There are plenty of lessons to be learned from 2020 and how the COVID-19 pandemic changed the way consumers grocery shopped, ate and lived during a year like no other.
Chief among these might be the reminder that—try as we might—it’s impossible to predict the future.
Even in the face of so much continuing uncertainty, it’s still possible to identify some of the trends that emerged or shifted in the natural products industry as a result of this global crisis. Of particular significance are those changes that came about as a result of the fact that, for the first time in a decade, people were once again eating at home in higher numbers than eating out, according to data from the USDA-Economic Research Service.
The return to home cooking is a trend (and necessity) that has not only flooded social media feeds with images of homemade bread and other comfort foods like never before but that has also driven growth in once-stagnant shelf-stable pantry categories.
While products such as rice, pasta and beans have been huge winners over the past year, other categories haven’t been as lucky.

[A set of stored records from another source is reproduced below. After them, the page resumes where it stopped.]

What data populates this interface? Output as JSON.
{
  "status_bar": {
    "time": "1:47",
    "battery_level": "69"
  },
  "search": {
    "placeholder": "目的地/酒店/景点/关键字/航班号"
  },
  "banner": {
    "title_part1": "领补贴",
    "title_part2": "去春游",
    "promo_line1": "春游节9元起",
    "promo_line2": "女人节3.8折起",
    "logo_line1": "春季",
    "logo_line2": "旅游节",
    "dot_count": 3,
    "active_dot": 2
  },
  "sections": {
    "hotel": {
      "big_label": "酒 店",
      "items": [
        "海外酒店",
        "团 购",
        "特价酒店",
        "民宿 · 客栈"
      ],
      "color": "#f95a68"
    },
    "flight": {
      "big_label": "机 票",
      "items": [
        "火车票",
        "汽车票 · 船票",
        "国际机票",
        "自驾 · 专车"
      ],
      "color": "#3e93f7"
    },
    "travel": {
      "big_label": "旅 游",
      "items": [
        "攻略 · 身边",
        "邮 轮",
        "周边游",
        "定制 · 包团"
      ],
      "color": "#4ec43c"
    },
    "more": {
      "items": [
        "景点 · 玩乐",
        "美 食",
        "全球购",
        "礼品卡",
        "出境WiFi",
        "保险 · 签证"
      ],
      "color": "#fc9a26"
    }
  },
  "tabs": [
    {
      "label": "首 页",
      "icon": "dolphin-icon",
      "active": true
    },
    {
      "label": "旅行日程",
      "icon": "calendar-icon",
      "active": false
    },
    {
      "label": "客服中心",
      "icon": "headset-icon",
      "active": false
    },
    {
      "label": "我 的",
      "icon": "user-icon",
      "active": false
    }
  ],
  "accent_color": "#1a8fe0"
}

The following charts created using SPINS year-over-year natural products retail data for 2018-2019 and 2019-2020 for the SPINS natural enhanced channel, provide some insight into the biggest winning and losing categories over the past year in terms of sales volume and/or growth.
Takeaway: Overall, food and beverage categories outperformed supplements and personal care in the natural channel by volume. The year 2020 was all about consumers shopping the basics. Of these five categories, frozen and refrigerated meat, poultry and seafood experienced the biggest spike in sales during the early pandemic stockpiling back in March—up 53.4% in the four weeks ending March 22 over the previous year’s growth—though all five of these categories boasted a steady growth average in the teens or twenties for the year. And while a recent New Hope Network NEXT Data and Insights survey indicates that natural channel consumers in particular are quite carbohydrate and/or sugar wary, the double-digit growth enjoyed by the bread and baked goods and frozen desserts categories in 2020 suggests that comfort foods had a starring role on consumers’ pandemic grocery lists last year.

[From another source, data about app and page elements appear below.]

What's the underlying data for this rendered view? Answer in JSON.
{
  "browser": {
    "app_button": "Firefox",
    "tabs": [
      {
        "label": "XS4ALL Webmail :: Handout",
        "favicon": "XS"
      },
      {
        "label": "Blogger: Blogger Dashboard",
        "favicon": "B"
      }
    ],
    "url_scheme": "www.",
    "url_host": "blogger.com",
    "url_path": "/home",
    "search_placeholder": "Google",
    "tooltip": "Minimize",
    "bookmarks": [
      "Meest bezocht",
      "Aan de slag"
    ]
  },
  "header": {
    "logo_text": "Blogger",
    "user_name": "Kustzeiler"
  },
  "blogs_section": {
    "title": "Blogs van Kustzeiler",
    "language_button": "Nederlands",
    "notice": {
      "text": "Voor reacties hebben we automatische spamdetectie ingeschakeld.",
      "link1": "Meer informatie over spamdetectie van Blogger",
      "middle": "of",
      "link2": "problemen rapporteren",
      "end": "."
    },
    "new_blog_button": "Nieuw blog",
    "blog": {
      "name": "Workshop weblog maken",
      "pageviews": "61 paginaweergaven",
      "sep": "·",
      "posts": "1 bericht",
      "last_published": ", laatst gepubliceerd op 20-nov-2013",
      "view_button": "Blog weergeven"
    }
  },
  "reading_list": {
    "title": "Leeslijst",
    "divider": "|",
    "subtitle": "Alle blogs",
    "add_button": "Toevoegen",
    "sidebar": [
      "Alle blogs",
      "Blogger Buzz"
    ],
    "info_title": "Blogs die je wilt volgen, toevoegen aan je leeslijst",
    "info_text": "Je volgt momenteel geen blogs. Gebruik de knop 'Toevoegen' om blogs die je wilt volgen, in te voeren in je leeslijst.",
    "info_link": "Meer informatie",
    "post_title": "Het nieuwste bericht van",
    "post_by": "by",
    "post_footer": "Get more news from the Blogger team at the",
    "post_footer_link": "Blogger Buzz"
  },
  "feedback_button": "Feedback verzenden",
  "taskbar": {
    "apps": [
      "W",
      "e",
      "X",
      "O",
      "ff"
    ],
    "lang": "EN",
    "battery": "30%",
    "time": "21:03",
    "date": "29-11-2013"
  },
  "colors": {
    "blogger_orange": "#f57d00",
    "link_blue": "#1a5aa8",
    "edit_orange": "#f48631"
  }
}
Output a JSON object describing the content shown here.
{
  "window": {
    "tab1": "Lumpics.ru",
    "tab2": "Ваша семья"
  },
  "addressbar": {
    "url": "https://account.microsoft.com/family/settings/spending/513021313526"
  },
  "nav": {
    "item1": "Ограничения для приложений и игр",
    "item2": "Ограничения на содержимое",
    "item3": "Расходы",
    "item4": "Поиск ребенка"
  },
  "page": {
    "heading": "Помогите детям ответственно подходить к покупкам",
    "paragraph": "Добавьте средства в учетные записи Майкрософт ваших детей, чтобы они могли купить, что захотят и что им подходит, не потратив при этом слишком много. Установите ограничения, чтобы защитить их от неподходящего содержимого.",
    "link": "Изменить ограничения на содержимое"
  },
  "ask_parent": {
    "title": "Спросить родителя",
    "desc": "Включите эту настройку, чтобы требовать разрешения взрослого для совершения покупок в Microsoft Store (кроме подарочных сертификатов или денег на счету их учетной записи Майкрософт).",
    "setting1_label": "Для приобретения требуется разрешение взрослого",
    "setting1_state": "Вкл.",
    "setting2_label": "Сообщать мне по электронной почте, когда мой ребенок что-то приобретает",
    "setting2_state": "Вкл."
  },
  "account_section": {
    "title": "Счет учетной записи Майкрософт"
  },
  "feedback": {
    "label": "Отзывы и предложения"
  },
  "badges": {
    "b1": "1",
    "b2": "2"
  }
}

Takeaway: Supplements may have had a banner sales year in general, but not all supplements have felt the love. With most Americans cooking, or at least eating, at home, it should come as no great shock that the rise of home cooking seems to have driven the sales volume decrease in categories that support skipping meals at least partially or altogether. Sales of protein supplements and meal replacements fell by 9% compared with the previous year, while food supplements decreased by 15% and wellness bars and gels—also a typical grab-and-go item—declined by 20% overall in 2020.
Takeaway: Shelf-stable pantry categories including beans, grains and rice, as well as pasta, had a blockbuster growth year in 2020. Afraid of shortages—fueled by a chicken-and-egg panic buying cycle—people stocked up on long-lasting pantry staples for both nourishment and peace of mind. This mentality continued well past the early stages of the pandemic. Dry beans, grains and rice, for example, experienced year-over-year growth of 166.1% in March 2020. That rate dropped to 75.7% in April and 54% in June, before holding steady in the 20-30% growth range for the remainder of the year. Shelf-stable pickles and olives (for all those WFH lunches?), frozen fruits and vegetables and refrigerated tofu—perhaps the most surprising item on this list—all had impressive 34% growth.

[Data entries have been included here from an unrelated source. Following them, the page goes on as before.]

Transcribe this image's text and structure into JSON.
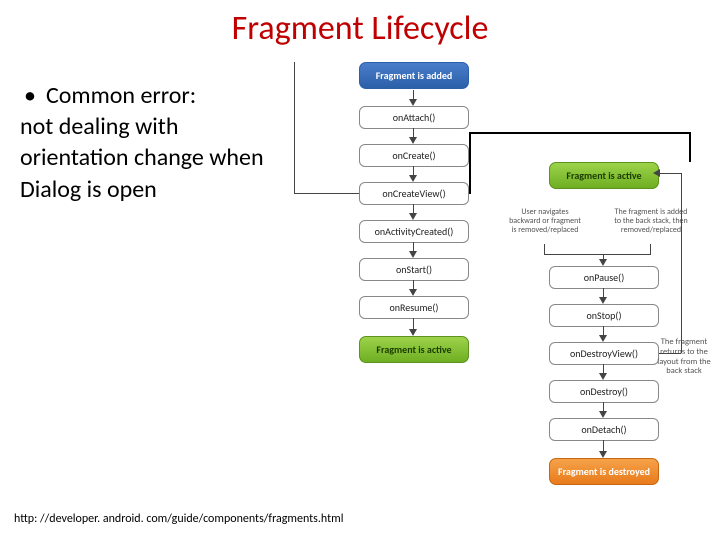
{
  "title": "Fragment Lifecycle",
  "bullet": {
    "lead": "Common error:",
    "rest": "not dealing with orientation change when Dialog is open"
  },
  "footnote": "http: //developer. android. com/guide/components/fragments.html",
  "diagram": {
    "left": {
      "start": "Fragment is added",
      "steps": [
        "onAttach()",
        "onCreate()",
        "onCreateView()",
        "onActivityCreated()",
        "onStart()",
        "onResume()"
      ],
      "end": "Fragment is active"
    },
    "right": {
      "start": "Fragment is active",
      "steps": [
        "onPause()",
        "onStop()",
        "onDestroyView()",
        "onDestroy()",
        "onDetach()"
      ],
      "end": "Fragment is destroyed"
    },
    "notes": {
      "left_mid": "User navigates backward or fragment is removed/replaced",
      "right_mid": "The fragment is added to the back stack, then removed/replaced",
      "return_note": "The fragment returns to the layout from the back stack"
    }
  }
}
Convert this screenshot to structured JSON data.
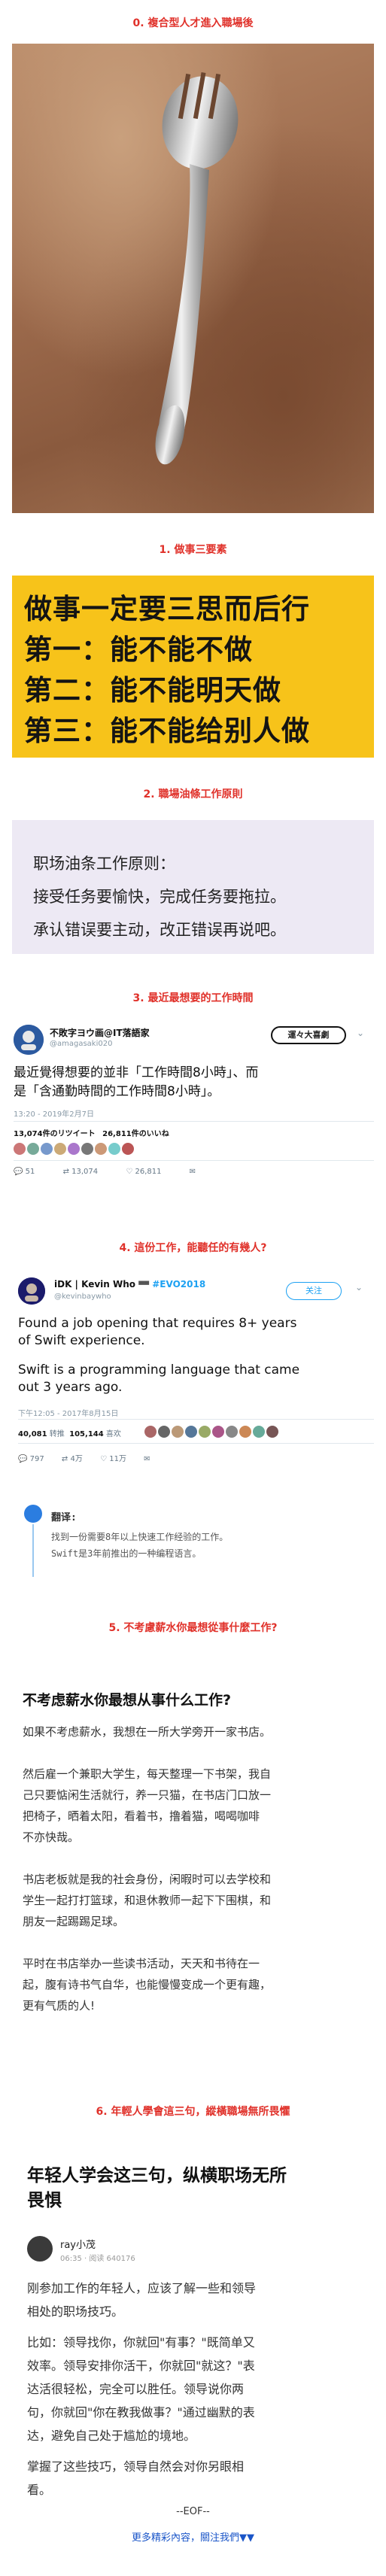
{
  "sections": {
    "s0": "0. 複合型人才進入職場後",
    "s1": "1. 做事三要素",
    "s2": "2. 職場油條工作原則",
    "s3": "3. 最近最想要的工作時間",
    "s4": "4. 這份工作，能聽任的有幾人?",
    "s5": "5. 不考慮薪水你最想從事什麼工作?",
    "s6": "6. 年輕人學會這三句，縱橫職場無所畏懼"
  },
  "banner": {
    "line1": "做事一定要三思而后行",
    "line2": "第一：能不能不做",
    "line3": "第二：能不能明天做",
    "line4": "第三：能不能给别人做"
  },
  "principle": {
    "line1": "职场油条工作原则：",
    "line2": "接受任务要愉快，完成任务要拖拉。",
    "line3": "承认错误要主动，改正错误再说吧。"
  },
  "tweet1": {
    "name": "不敗字ヨウ画@IT落語家",
    "handle": "@amagasaki020",
    "badge": "運々大喜劇",
    "text1": "最近覺得想要的並非「工作時間8小時」、而",
    "text2": "是「含通勤時間的工作時間8小時」。",
    "date": "13:20 - 2019年2月7日",
    "retweets_label": "13,074件のリツイート",
    "likes_label": "26,811件のいいね",
    "replies": "51",
    "rts": "13,074",
    "likes": "26,811"
  },
  "tweet2": {
    "name": "iDK | Kevin Who",
    "tag": "#EVO2018",
    "handle": "@kevinbaywho",
    "follow": "关注",
    "text1": "Found a job opening that requires 8+ years",
    "text2": "of Swift experience.",
    "text3": "Swift is a programming language that came",
    "text4": "out 3 years ago.",
    "date": "下午12:05 - 2017年8月15日",
    "retweets": "40,081",
    "retweets_word": "转推",
    "likes": "105,144",
    "likes_word": "喜欢",
    "replies": "797",
    "rts": "4万",
    "hearts": "11万"
  },
  "reply": {
    "label": "翻译:",
    "line1": "找到一份需要8年以上快速工作经验的工作。",
    "line2": "Swift是3年前推出的一种编程语言。"
  },
  "article1": {
    "title": "不考虑薪水你最想从事什么工作?",
    "p1": [
      "如果不考虑薪水，我想在一所大学旁开一家书店。"
    ],
    "p2": [
      "然后雇一个兼职大学生，每天整理一下书架，我自",
      "己只要惦闲生活就行，养一只猫，在书店门口放一",
      "把椅子，晒着太阳，看着书，撸着猫，喝喝咖啡",
      "不亦快哉。"
    ],
    "p3": [
      "书店老板就是我的社会身份，闲暇时可以去学校和",
      "学生一起打打篮球，和退休教师一起下下围棋，和",
      "朋友一起踢踢足球。"
    ],
    "p4": [
      "平时在书店举办一些读书活动，天天和书待在一",
      "起，腹有诗书气自华，也能慢慢变成一个更有趣，",
      "更有气质的人!"
    ]
  },
  "article2": {
    "title1": "年轻人学会这三句，纵横职场无所",
    "title2": "畏惧",
    "author": "ray小茂",
    "meta": "06:35 · 阅读 640176",
    "p1": [
      "刚参加工作的年轻人，应该了解一些和领导",
      "相处的职场技巧。"
    ],
    "p2": [
      "比如：领导找你，你就回\"有事？\"既简单又",
      "效率。领导安排你活干，你就回\"就这？\"表",
      "达活很轻松，完全可以胜任。领导说你两",
      "句，你就回\"你在教我做事？\"通过幽默的表",
      "达，避免自己处于尴尬的境地。"
    ],
    "p3": [
      "掌握了这些技巧，领导自然会对你另眼相",
      "看。"
    ]
  },
  "footer": {
    "eof": "--EOF--",
    "more": "更多精彩內容，關注我們▼▼"
  },
  "colors": {
    "section_red": "#e0312a",
    "banner_yellow": "#f7c31a",
    "principle_bg": "#ede9f4",
    "link_blue": "#1a55c8"
  }
}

Takeaway: Grab-and-go favorites including shelf-stable RTD tea and coffee, jerky and meat snacks, and wellness bars were some of the worse-off in terms of growth in 2020—a not-too-surprising result of American families making fewer trips to the grocery store. Mask wearing and at-home grocery disinfection early on in the pandemic also left little room for on-the-go snacking. The declining growth in the shelf-stable baby food category and even refrigerated entrees—an office staple—can likely be attributed to the drastic increase in the number of families cooking at home in the spring, as well as the increased emphasis on healthy food and wellness during these COVID times.
Curiously, refrigerated entrees had been doing well in terms of growth at the start of the year, registering 5.4%, 4.2% and 5.7% respectively for January, February and March 2020, before the pandemic. Shelf-stable RTD tea and coffee had also been on the rise pre-COVID. However, after boasting growth of 9.3% in March 2020, sales dropped by -17.4% year-over-year the following month. This category was soon back in the positives, however, recovering little by little starting in July, before finishing off December with a positive growth rate of 8%.